# [RECORDED DATA]
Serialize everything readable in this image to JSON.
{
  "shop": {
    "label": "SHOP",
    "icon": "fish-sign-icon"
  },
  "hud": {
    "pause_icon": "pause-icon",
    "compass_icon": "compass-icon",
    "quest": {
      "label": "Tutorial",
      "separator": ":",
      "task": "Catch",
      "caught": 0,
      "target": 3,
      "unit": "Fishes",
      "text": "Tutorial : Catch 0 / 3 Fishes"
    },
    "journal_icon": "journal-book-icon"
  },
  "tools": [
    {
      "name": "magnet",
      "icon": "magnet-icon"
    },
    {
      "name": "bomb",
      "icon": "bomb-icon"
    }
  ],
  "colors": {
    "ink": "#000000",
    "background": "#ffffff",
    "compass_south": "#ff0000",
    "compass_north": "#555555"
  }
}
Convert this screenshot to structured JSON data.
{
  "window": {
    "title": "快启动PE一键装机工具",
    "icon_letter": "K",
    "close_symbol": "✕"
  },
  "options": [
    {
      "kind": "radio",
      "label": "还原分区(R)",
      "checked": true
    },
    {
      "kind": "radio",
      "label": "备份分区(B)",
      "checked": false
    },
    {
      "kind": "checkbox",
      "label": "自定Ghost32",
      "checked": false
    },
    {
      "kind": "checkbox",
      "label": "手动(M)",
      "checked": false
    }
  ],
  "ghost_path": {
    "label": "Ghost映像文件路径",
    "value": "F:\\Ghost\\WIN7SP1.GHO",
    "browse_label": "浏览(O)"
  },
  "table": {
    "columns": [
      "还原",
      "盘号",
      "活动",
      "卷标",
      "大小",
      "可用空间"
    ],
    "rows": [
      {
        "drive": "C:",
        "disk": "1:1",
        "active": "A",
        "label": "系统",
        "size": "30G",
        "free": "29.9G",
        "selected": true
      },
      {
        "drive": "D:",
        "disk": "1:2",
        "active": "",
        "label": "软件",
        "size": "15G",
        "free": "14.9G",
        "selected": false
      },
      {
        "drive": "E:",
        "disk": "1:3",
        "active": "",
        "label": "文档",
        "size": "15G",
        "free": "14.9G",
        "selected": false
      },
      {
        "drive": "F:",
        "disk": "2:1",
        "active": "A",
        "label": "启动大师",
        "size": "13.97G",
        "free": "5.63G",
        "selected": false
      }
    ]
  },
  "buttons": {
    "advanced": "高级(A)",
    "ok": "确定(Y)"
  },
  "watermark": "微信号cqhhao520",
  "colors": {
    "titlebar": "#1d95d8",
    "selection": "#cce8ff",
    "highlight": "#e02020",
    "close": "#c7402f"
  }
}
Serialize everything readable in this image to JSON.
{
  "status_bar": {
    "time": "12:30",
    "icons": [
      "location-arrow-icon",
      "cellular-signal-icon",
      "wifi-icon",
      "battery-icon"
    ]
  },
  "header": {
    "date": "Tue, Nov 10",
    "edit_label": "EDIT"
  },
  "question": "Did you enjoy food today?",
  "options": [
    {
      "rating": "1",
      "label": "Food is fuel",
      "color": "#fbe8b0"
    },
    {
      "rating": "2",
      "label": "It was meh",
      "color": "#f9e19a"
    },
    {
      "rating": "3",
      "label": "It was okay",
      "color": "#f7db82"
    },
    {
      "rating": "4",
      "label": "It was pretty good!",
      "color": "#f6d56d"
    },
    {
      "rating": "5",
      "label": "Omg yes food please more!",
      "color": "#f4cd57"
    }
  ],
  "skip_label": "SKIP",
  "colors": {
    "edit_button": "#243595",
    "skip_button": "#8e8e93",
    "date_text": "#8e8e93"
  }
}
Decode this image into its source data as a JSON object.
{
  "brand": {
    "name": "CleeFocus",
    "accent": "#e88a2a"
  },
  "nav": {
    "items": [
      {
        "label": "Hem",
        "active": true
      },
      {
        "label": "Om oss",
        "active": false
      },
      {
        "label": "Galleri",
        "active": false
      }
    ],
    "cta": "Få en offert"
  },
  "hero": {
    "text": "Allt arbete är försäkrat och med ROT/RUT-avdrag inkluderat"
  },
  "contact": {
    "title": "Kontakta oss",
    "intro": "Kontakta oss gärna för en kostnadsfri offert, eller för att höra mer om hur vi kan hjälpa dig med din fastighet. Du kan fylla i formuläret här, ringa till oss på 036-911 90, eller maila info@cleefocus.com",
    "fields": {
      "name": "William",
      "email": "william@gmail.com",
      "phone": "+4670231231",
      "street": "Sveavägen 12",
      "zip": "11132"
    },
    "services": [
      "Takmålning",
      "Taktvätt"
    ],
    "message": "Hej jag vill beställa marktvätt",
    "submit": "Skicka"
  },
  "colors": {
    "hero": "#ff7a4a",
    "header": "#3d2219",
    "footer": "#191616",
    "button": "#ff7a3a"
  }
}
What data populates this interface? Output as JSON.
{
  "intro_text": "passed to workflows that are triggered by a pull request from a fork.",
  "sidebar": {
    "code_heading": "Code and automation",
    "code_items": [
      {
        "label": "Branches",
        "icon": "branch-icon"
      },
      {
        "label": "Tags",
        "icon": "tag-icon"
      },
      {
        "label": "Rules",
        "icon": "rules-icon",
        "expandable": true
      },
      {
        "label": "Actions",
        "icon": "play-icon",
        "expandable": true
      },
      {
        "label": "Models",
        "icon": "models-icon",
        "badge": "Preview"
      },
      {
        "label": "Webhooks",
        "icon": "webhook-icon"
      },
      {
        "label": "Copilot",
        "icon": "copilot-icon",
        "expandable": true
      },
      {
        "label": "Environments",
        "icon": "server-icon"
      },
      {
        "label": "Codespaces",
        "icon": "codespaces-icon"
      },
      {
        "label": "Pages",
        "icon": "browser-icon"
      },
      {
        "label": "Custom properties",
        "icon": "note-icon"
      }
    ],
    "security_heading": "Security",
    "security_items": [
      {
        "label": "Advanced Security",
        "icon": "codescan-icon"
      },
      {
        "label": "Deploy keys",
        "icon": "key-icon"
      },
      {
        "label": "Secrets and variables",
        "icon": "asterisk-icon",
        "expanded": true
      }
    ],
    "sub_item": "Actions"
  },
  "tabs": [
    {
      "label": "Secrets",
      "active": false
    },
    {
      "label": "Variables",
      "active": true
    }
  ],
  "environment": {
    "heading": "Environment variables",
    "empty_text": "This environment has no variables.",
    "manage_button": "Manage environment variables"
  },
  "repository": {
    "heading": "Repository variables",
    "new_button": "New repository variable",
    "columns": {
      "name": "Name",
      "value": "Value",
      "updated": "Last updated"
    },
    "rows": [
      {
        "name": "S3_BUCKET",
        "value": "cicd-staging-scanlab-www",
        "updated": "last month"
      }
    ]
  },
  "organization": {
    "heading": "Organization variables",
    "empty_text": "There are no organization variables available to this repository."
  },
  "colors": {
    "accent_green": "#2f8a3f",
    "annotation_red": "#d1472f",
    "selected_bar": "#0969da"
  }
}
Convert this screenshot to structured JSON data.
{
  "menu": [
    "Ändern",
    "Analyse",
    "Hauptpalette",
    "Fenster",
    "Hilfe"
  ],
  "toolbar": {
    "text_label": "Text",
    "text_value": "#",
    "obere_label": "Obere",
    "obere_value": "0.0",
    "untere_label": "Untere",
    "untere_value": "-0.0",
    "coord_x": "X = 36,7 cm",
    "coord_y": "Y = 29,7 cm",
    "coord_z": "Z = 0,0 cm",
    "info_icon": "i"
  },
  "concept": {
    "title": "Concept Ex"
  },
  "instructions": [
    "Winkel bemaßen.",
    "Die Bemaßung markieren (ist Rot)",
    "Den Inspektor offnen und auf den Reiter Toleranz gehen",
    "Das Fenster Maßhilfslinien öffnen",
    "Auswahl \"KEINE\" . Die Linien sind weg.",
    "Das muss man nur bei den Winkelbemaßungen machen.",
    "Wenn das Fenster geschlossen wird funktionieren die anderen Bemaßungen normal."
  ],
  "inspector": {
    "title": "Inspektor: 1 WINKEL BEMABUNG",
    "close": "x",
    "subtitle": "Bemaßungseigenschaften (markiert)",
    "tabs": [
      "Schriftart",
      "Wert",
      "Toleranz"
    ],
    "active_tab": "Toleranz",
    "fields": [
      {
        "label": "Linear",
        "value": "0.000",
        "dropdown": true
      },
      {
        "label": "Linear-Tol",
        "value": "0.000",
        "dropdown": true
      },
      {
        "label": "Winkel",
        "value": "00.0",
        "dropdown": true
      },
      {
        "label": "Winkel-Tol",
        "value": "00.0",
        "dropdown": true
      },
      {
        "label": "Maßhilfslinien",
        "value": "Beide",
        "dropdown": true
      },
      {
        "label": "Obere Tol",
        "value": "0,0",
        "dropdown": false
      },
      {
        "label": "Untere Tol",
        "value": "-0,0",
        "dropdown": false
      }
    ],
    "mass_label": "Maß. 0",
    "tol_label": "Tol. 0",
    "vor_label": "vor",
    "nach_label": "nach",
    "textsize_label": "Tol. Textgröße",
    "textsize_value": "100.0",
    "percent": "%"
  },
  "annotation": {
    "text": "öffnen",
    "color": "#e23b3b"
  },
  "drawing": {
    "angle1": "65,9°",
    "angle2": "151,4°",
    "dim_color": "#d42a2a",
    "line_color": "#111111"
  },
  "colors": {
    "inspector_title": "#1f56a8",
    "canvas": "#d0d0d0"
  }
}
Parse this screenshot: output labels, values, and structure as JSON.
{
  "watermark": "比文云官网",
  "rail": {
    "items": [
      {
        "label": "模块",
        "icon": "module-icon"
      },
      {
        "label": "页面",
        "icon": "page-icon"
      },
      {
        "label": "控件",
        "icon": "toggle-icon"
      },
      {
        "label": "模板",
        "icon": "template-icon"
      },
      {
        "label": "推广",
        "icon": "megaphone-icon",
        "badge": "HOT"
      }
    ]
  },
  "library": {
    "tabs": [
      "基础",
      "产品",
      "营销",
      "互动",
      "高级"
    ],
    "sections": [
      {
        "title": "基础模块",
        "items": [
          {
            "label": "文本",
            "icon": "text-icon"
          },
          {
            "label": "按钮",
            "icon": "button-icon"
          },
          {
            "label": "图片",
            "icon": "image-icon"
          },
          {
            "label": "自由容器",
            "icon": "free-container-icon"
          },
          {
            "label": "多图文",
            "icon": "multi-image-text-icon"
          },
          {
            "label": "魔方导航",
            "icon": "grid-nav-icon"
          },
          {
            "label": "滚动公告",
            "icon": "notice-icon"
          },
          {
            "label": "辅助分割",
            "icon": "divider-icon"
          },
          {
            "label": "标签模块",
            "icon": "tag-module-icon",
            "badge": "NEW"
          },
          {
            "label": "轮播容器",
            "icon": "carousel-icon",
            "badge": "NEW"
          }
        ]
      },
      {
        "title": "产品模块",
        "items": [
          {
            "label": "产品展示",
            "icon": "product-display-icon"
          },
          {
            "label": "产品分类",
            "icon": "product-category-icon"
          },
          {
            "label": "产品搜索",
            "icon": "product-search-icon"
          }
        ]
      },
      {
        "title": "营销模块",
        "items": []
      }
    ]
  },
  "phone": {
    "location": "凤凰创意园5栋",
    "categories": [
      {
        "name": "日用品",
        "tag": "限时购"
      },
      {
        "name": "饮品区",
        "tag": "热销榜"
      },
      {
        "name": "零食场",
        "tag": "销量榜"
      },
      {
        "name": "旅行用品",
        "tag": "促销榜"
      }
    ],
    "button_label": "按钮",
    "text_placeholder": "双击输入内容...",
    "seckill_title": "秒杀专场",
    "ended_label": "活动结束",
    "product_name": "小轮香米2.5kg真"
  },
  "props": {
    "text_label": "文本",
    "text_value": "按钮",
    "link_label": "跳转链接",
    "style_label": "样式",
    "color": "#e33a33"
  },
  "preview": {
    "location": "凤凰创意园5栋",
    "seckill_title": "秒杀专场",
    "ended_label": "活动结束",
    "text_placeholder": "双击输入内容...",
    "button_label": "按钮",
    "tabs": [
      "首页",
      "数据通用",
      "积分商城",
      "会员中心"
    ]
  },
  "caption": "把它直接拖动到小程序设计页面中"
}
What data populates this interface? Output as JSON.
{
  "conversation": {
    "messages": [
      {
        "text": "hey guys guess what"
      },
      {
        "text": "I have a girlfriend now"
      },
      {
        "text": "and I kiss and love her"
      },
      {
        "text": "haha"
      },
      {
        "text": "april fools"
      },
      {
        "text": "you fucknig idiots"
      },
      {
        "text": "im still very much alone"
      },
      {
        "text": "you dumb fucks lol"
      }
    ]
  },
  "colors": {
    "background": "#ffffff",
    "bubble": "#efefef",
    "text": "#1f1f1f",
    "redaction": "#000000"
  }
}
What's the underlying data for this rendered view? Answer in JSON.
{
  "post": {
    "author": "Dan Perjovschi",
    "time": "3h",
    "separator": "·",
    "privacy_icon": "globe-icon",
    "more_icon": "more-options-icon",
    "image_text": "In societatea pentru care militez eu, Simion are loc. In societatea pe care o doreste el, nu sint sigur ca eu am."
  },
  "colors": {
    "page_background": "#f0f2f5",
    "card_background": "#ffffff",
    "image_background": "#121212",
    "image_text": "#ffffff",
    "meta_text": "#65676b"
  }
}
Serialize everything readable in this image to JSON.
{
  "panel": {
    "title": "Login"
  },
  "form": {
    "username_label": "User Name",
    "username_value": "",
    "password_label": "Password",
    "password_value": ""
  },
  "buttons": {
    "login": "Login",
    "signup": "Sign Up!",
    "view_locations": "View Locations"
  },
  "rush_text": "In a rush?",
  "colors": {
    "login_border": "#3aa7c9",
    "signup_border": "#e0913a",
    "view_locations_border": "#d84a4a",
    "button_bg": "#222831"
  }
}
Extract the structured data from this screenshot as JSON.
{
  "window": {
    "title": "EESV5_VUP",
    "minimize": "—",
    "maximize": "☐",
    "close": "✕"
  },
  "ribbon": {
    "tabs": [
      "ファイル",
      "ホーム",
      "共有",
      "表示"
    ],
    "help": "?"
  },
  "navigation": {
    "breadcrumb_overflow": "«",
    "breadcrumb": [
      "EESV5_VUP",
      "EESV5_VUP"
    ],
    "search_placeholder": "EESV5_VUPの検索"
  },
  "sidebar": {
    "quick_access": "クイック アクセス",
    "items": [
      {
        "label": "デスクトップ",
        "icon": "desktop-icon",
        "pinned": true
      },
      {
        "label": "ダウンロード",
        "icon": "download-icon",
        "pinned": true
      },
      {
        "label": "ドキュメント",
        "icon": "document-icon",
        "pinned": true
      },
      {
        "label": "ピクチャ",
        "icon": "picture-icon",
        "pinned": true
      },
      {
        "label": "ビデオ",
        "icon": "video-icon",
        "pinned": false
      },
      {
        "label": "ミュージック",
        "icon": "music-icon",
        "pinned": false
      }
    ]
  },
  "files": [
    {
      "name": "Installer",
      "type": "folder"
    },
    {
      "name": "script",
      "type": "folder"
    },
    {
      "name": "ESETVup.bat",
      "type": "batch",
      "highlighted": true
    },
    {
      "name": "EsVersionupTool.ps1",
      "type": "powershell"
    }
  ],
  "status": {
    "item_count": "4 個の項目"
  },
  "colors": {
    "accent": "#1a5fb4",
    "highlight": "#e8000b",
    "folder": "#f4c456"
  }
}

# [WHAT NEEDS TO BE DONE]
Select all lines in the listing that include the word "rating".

# [EXERCISE SOLUTION]
      "rating": "1",
      "rating": "2",
      "rating": "3",
      "rating": "4",
      "rating": "5",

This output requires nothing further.